_PROBLEM STATEMENT_
Determine the count of lines in the data below that include the word "ffffff", and give nothing besides it.

[Entries taken from a collection]

>>>>>

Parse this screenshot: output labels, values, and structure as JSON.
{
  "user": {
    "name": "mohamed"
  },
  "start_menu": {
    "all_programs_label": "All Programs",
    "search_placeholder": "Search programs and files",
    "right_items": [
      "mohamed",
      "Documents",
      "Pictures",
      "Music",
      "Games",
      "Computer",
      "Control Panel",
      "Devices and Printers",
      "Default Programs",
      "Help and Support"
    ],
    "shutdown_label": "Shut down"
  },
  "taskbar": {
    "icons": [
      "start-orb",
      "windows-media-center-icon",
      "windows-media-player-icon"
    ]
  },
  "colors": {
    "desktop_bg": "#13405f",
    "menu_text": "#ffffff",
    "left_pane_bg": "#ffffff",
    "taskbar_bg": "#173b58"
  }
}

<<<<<

_EXPECTED ANSWER_
2